Cardoso spoke Sunday in Abuja at the opening of the 2024 First Plenary Assembly of the Catholic Bishops Conference of Nigeria (CBCN).

The event was themed, “Synod on Synodality: Areas of Concern for the Church in Nigeria “

“I will continue to remember that despite (my job) the second most difficult job on the face of the planet, this is really something that remains very memorable,” the CBN governor said.

Cardoso, the chairman of the occasion, expressed optimism that despite all the difficulties, there was light at the end of the tunnel.

“Due to some of the recent reports from the CBN, over the last week, about $1.8bn came into the markets.

“As long as the country can sustain a positive trajectory, Nigeria will get out of its economic woes, and the foreign exchange market will begin to moderate itself,” he said.

He said the apex bank will soon hold the Monetary Policy Committee (MPC) meeting, where critical decisions will be made to continue making the economy more investor-friendly.

Cardoso said an attempt to merge the official rate with the black market rate had been made, adding that the difference between the two is now significantly lower.

“There is a positive outlook on that. The positive outlook comes from the fact that the federal government and the Central Bank have made a series of reforms, which are now paying off in such a way that international investors are returning in again,” he said.

He said one of Nigeria’s economic advancement problems is finding ways to move beyond being a consumer nation and shelf appetite for foreign goods.

“You have got to move as a country beyond being a consumer nation. And it is something that we, as Nigerians, have been talking about for so long, but we’ve not been able to actualize it.

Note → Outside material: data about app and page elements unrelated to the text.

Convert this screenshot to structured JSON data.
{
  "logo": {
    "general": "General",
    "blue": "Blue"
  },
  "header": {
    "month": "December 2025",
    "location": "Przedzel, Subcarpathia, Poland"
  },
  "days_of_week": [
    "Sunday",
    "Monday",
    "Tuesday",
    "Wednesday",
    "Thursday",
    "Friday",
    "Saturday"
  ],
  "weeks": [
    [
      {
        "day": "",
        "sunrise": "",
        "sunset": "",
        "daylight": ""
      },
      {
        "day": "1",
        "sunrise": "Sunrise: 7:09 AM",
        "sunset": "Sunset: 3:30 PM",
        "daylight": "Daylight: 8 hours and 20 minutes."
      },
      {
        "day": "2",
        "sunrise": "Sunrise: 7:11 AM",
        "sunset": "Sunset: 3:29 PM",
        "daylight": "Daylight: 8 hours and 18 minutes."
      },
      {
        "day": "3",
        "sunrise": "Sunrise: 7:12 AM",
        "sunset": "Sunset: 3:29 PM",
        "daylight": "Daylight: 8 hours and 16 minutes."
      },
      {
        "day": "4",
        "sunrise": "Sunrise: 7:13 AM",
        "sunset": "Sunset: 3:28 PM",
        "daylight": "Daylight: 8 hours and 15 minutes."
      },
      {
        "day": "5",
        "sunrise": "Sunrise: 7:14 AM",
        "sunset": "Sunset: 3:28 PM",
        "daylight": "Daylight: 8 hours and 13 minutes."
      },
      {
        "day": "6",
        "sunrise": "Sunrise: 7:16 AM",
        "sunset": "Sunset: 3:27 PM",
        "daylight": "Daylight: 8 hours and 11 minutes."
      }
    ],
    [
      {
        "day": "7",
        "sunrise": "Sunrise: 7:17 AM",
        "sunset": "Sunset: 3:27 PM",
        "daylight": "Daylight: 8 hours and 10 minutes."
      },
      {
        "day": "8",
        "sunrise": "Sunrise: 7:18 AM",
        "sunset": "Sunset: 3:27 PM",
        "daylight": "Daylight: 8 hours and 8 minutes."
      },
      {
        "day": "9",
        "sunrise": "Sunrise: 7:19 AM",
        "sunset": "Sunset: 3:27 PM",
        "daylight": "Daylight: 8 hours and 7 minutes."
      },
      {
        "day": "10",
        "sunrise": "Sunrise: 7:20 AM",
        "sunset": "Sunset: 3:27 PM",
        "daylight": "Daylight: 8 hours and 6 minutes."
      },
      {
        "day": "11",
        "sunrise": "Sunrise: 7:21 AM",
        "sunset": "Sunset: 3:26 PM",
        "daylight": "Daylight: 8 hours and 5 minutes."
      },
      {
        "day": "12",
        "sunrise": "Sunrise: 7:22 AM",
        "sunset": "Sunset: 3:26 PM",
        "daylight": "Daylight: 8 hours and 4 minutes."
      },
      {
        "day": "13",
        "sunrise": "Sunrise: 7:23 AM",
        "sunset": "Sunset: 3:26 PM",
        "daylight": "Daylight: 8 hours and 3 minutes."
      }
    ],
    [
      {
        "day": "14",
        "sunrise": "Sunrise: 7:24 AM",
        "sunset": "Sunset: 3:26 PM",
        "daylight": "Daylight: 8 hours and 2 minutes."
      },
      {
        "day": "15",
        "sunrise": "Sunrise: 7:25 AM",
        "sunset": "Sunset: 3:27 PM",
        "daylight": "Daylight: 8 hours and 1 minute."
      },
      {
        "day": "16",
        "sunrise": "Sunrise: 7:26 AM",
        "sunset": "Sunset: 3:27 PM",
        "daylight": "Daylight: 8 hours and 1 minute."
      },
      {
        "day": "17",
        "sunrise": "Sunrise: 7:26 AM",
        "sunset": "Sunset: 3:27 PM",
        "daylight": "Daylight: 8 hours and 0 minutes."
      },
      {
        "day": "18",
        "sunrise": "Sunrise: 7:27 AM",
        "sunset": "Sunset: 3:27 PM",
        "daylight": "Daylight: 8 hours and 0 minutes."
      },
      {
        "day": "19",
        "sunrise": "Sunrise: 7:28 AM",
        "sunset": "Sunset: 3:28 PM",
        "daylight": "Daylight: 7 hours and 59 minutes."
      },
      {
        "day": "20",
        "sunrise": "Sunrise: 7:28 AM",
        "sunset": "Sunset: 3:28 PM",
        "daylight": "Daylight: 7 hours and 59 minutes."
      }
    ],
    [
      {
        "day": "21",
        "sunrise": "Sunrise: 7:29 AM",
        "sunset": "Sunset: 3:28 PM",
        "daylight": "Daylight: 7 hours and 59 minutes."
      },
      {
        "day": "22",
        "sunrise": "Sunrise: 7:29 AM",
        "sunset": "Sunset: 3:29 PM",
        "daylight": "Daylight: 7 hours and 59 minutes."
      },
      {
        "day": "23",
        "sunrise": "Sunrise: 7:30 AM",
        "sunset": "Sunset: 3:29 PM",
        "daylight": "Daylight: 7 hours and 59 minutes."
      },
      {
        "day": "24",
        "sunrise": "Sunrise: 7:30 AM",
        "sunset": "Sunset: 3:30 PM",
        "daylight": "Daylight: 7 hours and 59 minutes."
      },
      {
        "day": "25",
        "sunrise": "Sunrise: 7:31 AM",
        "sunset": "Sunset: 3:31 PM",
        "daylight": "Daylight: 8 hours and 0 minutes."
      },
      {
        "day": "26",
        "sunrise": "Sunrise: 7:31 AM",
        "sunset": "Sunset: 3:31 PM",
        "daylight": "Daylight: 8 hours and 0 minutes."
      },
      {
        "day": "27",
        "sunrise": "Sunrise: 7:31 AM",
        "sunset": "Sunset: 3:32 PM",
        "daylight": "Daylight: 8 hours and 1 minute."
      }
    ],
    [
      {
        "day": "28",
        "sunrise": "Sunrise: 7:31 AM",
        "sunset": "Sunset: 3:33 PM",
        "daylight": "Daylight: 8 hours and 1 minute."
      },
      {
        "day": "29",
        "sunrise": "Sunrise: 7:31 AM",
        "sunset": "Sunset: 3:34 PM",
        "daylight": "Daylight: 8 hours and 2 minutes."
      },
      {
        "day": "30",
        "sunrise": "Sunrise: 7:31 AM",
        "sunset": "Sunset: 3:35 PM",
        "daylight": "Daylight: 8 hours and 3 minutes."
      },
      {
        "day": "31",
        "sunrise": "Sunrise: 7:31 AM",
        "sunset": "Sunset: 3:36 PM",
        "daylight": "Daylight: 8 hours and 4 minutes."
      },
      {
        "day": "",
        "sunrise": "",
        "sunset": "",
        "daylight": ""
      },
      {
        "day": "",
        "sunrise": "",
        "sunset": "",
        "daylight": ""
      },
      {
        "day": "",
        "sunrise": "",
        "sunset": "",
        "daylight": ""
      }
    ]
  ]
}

“The other thing, of course, is to moderate appetite for foreign goods. And that’s closely related to what I had said earlier about becoming a producer nation because, at the end of the day, many of the things you see and many of the things that bother a lot of people for foreign exchange are all essentially down to demand and supply,” Cardoso said.